As C does not have any means of reflection (and even C++981 does not have enough reflective abilities), gengtype was introduced to support some GCC-specific type and variable annotations, which in turn support garbage collection inside the compiler and precompiled headers. As such, gengtype is a one big kludge of a rudimentary C lexer and parser.
gtype-desc.h: globally visible declarations: enumeration of GTY-annotated types, GC marker declarations, PCH type walker declarations.
gtype-desc.c: global definitions: GC markers and PCH type walkers.
gt-sourcefile.h: sourcefile.c-specific definitions of GTY-annotated types walker functions and definitions of lists of GC roots defined in that file.
gtype-frontend.h: frontend-specific declarations and definitions of lists of GC roots, also definitions of frontend-specific GTY-annotated types walker functions.
On a long-term perspective, we could take inspiration from Qt moc machinery2 to systematically generate runtime accessible meta-data describing most important GCC datatypes. This could permit useful extensions, like generic dumpers for debugging the compiler, generic serialization of GCC data, generic or generated browser code for inspecting GCC internal data (i.e. a much improved replacement of tree-browser.c which is probably rotten, etc..). Such a powerful system is useful, since GCC is a huge code.
Please contribute with your ideas here!
Make gengtype really available to plugins, so GNU-ify its program argument conventions (i.e. accept --version and --help etc..) and be able, for plugins, to run it independently of the availability of GCC source or build trees. Have it installed, probably as gcc-gengtype by the installation procedure.
- Make gengtype usable without a huge program argument list (its argc, argv formals to main).
Currently gengtype overwrites its targets, also in the case they were not changed. Make gengtype use temporary files and then use move-if-change to conditionally move them to the final target files.
Preprocess source files before feeding them to gengtype. This would solve issues with conditionally defined GTY-annotated variables, struct fields, etc. See here for an example of issues that lack of preprocessing causes.
Split out definitions from gtype-frontend.h to gtype-frontend.c, so that the header file could be included more than once per front end. Right now there is no place for front-end specific declarations! This means that all the front-end specific types must share the same declarations in gtype-desc.h.
Consider turning gt-sourcefile.h into gt-sourcefile.c, it enables dropping dependency between sourcefile.c and GGC internal implementation. Be careful not to kill performance with out-of-line functions, though.
Consider splitting out type-specific declarations from gtype-desc.h to new gt-sourcefile.h
- Diagnose GTY option mismatches between the same-name types that are defined in different frontends.
Add a GTY option so that the generated GGC marking and PCH walking routines chunks are conditionned by a preprocessor #if. So for example an hypothetical field tree GTY((cppcond(ENABLE_CHECKING))) checktr; in some GTY-ed struct would have its marking & walking generated statements wrapped with #if ENABLE_CHECKING and #endif. This is low-tech, easy to implement, and definitely useful. Of course, it would be better if gengtype itself would accept preprocessed input, but that is much more difficult to achieve.
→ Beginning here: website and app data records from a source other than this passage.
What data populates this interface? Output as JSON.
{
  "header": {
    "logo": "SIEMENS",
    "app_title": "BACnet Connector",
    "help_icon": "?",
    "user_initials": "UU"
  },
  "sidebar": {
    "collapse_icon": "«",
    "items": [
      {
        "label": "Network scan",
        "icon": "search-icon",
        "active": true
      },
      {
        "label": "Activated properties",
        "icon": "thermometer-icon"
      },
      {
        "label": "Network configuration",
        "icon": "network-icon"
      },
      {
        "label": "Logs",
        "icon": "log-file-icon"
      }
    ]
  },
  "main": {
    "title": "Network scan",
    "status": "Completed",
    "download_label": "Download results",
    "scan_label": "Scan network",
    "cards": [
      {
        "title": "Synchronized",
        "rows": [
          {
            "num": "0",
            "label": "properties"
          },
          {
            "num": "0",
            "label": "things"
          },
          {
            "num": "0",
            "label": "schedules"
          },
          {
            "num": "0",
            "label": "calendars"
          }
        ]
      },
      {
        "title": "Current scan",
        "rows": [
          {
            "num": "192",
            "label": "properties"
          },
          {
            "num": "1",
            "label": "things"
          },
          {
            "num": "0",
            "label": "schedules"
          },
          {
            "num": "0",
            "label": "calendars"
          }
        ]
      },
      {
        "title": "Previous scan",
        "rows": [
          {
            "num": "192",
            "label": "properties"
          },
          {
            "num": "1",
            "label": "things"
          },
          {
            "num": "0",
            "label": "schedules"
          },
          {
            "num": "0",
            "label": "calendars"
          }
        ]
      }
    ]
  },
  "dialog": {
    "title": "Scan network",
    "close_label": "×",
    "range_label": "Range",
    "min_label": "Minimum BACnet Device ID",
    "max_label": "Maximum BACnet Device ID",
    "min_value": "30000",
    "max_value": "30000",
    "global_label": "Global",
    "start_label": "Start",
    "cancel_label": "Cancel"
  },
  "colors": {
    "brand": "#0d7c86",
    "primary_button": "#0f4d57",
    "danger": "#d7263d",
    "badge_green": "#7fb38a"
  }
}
One cannot code, even with complex templates, a rather generic serializer or debug-printer in C++. This would require accessing a description of fields inside classes, which C++ templates or RTTI does not provide. (1)
Or even Smalltalk or Common Lisp meta-classes or object systems (2)
Basile believes we cannot and should not get rid of gengtype or garbage collection even if all of GCC was in C++; other people apparently suggested we get rid of gengtype while C++-ifying GCC. (3)